The trio at Rangers -- Carlos Bocanegra, Maurice Edu and Bedoya -- face uncertain times as well, with the club's financial situation and sale fiasco putting the storied organization in a tailspin. Bedoya and Bocanegra each signed three-year deals with the club last summer, and Edu still has a year left on his current contract, but mass player sales across the board are not out of the question.
A few other questions to ponder:
• Does Belgian club Gent purchase on-loan 21-year-old midfielder Mix Diskerud outright, or will he return to Stabaek? And will Stabaek buy on-loan Ricardo Clark outright from Eintracht Frankfurt? Stabaek might be in financial turmoil and in last place in Norway, but the club qualified for the UEFA Europa League opening qualifying round through the FIFA Fair Play table, so there's that to take into consideration.
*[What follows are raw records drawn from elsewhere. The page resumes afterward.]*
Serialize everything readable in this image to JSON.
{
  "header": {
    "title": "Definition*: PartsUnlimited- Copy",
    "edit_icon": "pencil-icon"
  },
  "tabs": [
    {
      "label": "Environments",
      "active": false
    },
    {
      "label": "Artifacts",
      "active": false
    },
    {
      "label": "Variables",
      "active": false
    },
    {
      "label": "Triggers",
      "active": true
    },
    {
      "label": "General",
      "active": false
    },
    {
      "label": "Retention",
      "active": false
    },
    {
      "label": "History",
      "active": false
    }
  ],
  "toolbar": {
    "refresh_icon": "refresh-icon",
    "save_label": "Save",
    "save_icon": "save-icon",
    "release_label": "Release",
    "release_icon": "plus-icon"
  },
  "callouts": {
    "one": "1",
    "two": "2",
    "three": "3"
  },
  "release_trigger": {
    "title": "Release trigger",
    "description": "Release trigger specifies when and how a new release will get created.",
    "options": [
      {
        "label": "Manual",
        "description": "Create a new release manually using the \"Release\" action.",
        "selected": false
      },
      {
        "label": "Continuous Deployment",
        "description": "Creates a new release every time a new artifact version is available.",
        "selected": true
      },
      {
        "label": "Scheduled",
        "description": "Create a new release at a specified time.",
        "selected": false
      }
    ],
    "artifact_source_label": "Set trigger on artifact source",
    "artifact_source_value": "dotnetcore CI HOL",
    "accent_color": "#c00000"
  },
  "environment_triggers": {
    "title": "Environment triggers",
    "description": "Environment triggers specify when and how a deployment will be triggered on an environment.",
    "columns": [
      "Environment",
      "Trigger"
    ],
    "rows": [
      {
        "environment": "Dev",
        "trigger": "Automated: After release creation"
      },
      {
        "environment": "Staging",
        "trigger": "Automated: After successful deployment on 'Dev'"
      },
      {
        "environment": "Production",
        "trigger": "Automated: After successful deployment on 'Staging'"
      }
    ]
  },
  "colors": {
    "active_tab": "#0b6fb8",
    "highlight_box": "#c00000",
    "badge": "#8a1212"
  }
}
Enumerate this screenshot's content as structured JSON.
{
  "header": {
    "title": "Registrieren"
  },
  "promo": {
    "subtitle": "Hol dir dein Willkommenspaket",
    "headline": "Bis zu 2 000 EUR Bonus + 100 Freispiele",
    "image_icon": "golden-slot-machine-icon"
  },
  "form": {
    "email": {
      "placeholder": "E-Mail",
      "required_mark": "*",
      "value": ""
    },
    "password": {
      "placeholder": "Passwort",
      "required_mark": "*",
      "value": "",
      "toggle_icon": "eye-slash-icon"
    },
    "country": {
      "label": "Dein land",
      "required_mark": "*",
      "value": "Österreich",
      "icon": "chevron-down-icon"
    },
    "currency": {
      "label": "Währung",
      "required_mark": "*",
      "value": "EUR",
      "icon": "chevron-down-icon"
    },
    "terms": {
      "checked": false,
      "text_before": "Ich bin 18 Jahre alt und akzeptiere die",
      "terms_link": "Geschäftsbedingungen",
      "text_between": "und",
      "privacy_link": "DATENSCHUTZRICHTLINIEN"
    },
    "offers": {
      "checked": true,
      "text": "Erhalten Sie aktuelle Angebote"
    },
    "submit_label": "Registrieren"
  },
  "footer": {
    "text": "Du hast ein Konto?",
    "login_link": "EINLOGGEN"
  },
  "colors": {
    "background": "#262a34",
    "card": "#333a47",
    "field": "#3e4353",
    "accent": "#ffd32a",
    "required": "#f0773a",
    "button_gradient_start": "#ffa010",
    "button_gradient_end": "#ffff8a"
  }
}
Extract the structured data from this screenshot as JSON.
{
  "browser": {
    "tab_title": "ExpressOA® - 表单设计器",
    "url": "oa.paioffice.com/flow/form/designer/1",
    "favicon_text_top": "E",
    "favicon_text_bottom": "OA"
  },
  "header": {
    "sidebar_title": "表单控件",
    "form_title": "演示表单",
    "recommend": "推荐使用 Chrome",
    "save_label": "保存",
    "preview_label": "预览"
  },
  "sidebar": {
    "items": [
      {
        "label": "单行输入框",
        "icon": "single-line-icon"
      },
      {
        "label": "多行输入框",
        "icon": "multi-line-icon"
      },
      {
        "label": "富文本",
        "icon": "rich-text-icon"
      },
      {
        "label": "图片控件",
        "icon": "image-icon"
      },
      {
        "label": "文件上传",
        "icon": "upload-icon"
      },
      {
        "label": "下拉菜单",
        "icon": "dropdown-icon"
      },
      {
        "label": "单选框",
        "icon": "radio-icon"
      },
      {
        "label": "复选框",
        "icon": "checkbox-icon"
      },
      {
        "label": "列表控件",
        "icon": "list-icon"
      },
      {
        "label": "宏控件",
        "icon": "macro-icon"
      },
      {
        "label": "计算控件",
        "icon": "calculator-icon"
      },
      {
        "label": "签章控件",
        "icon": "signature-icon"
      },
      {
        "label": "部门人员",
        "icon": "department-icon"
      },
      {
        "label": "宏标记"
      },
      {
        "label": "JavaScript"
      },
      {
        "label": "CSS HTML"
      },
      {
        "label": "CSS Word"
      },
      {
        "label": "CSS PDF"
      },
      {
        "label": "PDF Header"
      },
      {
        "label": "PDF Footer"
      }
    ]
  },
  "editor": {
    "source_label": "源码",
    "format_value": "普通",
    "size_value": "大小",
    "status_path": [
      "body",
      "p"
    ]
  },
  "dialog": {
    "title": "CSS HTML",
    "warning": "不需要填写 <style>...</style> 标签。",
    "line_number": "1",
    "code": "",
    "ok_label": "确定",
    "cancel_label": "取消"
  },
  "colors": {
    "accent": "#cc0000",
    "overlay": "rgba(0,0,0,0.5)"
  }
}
• Borussia Dortmund has already lost Paraguayan forward Lucas Barrios, and Japanese attacker Shinji Kagawa appears to be on the outs. Will those moves, plus outside interest in Polish striker Robert Lewandowski, open up first-team time for Terrence Boyd with the two-time defending Bundesliga champions? The 21-year-old German-American forward has more national team caps (1) than he does top-flight appearances (0) and is coming off a season in which he netted 19 times for Dortmund's reserve squad.
• Charlie Davies has a year left on his deal with Sochaux, a club teetering on the edge of relegation with one match remaining in the season. Davies has received limited playing time with the first team since returning from his MLS loan, and relegation could actually play into his favor if the club is forced to sell off some of its attacking talent. Either way, for a player hell-bent on returning to the national team picture, he needs a place where he can play regularly. If Sochaux is not going to be that club, will it be more willing to part ways with Davies with his contract winding down? Will he at least be granted a loan elsewhere? Now more than two years on the comeback trail, Davies' 2012-2013 season is a crucial one for his future aspirations.
• How does the firing of Alex McLeish at Aston Villa affect Eric Lichaj's standing with the club? The versatile fullback became a regular in the starting lineup under McLeish, and even though it was clear the club needed a new direction based on results, Lichaj benefited from his decision making. Despite emerging as an effective starter this year, Lichaj may have to prove himself for yet another manager during a season in which he has the chance to become a regular for the national team.
• Which, if any, abroad-based Americans will return to MLS this summer? Goalkeepers Marcus Hahnemann and Luis Robles, who were largely inactive this entire season would appear to be two candidates, even though Seattle -- where Hahnemann had been rumored to go for months -- is set with Austrian Michael Gspurning -- and New York -- where Robles was on the verge of signing before learning he would have to go through the league's allocation order -- appears stable in the back with rookie Ryan Meara.
Given all of the above, this summer has the potential to be the most intriguing silly season for Americans in some time.